What needs to be done:
Each line that contains "this" needs to be copied from the listing.
>>>
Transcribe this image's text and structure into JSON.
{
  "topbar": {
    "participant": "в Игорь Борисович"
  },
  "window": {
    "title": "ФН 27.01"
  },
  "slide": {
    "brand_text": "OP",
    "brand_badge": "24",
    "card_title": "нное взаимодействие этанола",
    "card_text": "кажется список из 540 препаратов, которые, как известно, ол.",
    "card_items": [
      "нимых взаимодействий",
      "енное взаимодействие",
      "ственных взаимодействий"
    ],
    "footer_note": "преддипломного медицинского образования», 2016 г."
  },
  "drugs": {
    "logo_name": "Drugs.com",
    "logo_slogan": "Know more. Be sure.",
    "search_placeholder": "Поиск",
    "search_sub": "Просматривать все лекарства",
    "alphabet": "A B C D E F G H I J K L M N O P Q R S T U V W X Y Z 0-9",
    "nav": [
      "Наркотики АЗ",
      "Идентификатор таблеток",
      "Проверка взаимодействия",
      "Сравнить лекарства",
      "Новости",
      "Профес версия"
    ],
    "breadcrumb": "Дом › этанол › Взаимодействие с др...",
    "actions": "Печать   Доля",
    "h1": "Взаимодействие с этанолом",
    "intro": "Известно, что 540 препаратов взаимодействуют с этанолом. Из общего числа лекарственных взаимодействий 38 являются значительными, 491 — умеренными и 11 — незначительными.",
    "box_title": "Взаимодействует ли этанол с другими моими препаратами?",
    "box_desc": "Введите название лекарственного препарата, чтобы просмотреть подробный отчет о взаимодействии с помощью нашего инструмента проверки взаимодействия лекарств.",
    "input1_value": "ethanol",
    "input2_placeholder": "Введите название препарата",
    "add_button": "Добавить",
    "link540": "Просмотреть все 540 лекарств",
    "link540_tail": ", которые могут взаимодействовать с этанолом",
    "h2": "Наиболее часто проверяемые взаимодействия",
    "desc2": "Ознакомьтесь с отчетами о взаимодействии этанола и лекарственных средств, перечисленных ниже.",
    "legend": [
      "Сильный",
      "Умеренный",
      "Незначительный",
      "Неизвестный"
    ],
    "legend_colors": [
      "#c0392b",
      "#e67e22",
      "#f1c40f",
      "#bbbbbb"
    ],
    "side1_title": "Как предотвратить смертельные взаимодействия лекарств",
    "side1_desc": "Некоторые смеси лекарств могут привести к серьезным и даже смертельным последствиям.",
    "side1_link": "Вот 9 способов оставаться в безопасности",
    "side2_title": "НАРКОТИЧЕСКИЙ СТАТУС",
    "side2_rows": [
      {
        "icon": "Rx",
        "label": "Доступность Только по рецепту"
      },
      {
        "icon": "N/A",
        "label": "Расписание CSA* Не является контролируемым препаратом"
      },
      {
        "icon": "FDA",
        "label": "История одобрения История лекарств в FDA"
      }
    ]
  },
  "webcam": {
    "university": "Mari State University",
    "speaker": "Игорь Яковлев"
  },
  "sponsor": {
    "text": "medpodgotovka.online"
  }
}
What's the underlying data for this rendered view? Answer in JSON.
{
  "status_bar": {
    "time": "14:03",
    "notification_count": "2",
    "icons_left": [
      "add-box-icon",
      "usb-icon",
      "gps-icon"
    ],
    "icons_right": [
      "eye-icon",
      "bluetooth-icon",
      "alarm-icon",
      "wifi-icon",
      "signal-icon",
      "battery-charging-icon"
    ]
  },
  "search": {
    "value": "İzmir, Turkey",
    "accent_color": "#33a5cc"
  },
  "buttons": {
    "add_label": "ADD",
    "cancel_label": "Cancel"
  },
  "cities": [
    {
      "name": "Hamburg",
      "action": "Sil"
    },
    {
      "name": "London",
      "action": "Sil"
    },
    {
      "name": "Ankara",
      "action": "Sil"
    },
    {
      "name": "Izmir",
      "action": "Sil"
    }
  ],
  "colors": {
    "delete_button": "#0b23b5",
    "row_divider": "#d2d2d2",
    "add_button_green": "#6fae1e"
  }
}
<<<
Output:
Transcribe this image's text and structure into JSON.
What's the underlying data for this rendered view? Answer in JSON.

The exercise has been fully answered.